Turns out, there are plenty of reasons to keep the coconut oil coming.  Studies show that coconut has antimicrobial and anti-bacterial properties, and it may improve HDL levels (the “good” cholesterol).  Coconuts contain saturated fats but they are plant-based fats, rather than saturated fats from animal products and the body uses them differently.  Coconuts contain lauric acid, a medium-chain fatty acid, as opposed to the long-chain fatty acids found in animal products.  Medium-chain fatty acids are easier for our bodies to digest, absorb and use for energy, so as an oil substitute, coconut may be a new and healthy way to go (but don’t abandon your EVOO altogether!).

If you’re looking to substitute coconut oil for other oils (or butter) in your kitchen, it’s pretty easy.  Coconut has a high smoke point (the point at which an oil smokes is the point at which the oil begins to degrade and produce free radicals), so cooking with it can be very convenient.  Using coconut oil to replace butter is also relatively easy, as it becomes solid at room temperature.  Most people recommend using a 3:4 ratio when using coconut oil as a baking substitute, so get ready for a little math in your next cookie recipe.

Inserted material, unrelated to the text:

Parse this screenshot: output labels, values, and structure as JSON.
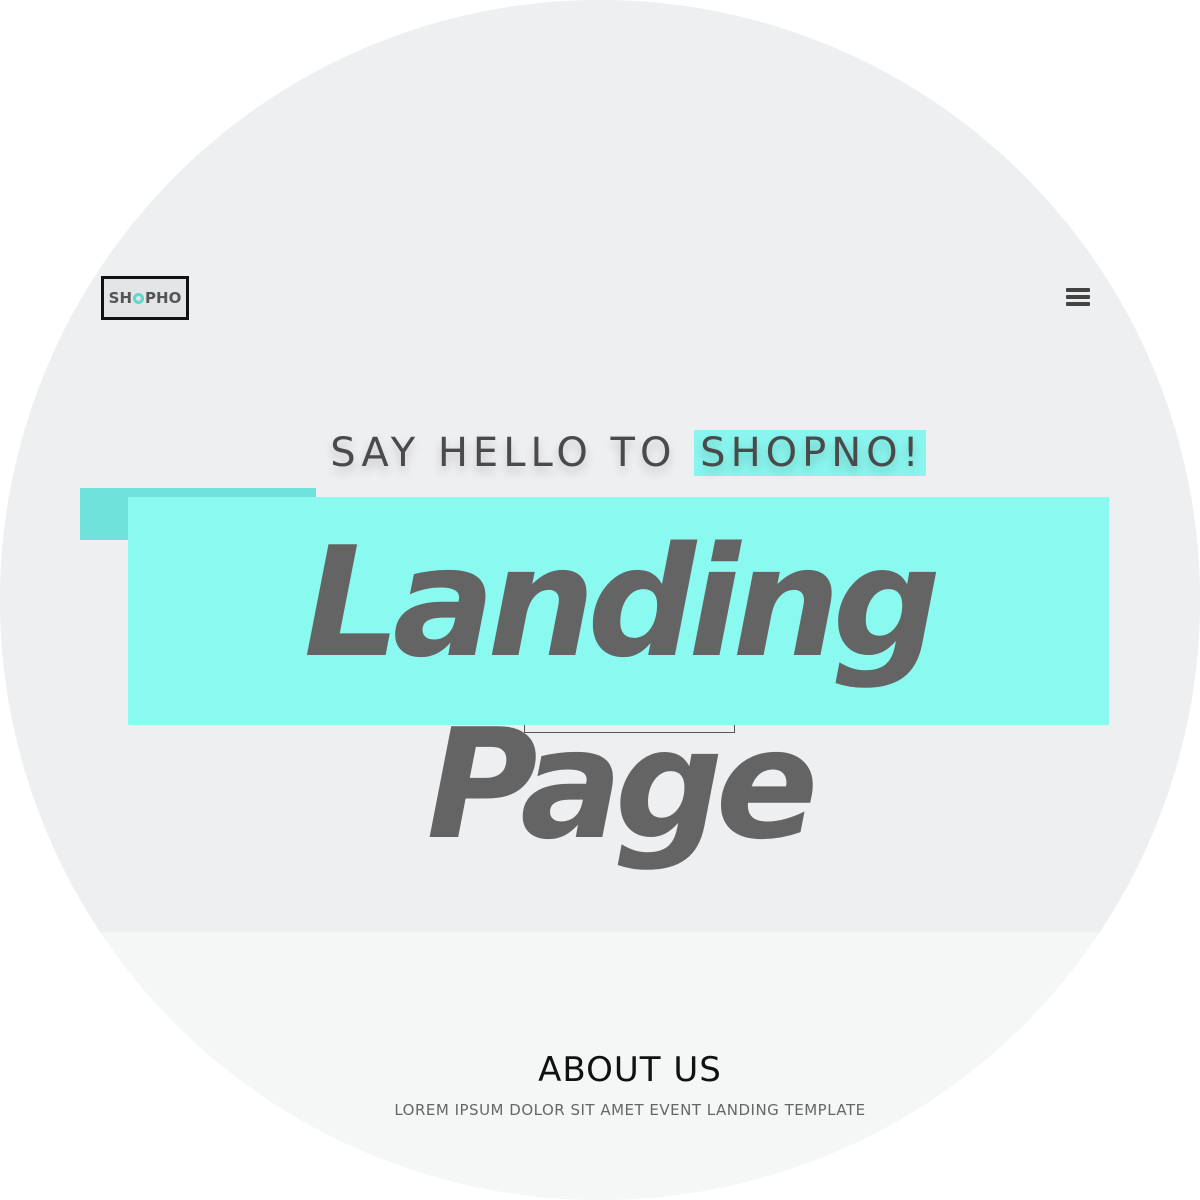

In addition to coconut oil, people are turning to coconut water, coconut milk and coconut sugar as alternatives to their traditional counterparts, and there are some well-founded reasons to do so.  Coconut water (the liquid found in young coconuts) is full of antioxidants and potassium, making it a good way to replace electrolytes and rehydrate—but don’t skip your water.  Your body still needs water to function at its best–just use that coconut water as a boost.  Coconut milk comes from the coconut meat, and as an alternative to cow’s milk, it has its merits.  Coconut milk does not contain lactose or dairy protein, so it’s great for people with intolerances and allergies.  It also has a similar texture and flavor to cow’s milk.  Lots of coconut milks are also fortified with calcium, so you’re not missing out on that benefit from cow’s milk.  Coconut sugar has some perks too.  While coconut and cane sugar have a very similar calorie count, coconut sugar is generally less refined, and so it retains more nutrients than cane sugar.  Coconut sugar also apparently has a lower glycemic index, which is important to consider for people with diabetes, for example.  More and more, people are looking at natural alternatives to refined sugar, and coconut sugar is a viable option.

We can’t say if the craze will last, if coconut products are really the wonder foods that many claim them to be.  We say find a balance in all things.  Try adding some coconut oil to your diet in some ways, but don’t cut out your extra virgin olive oil altogether.  See what you think of coconut milk on your next bowl of cereal, or try out coconut sugar the next time you bake.  Let us know what you think! Just remember to keep your diet varied and balanced while you work some coconut into the mix.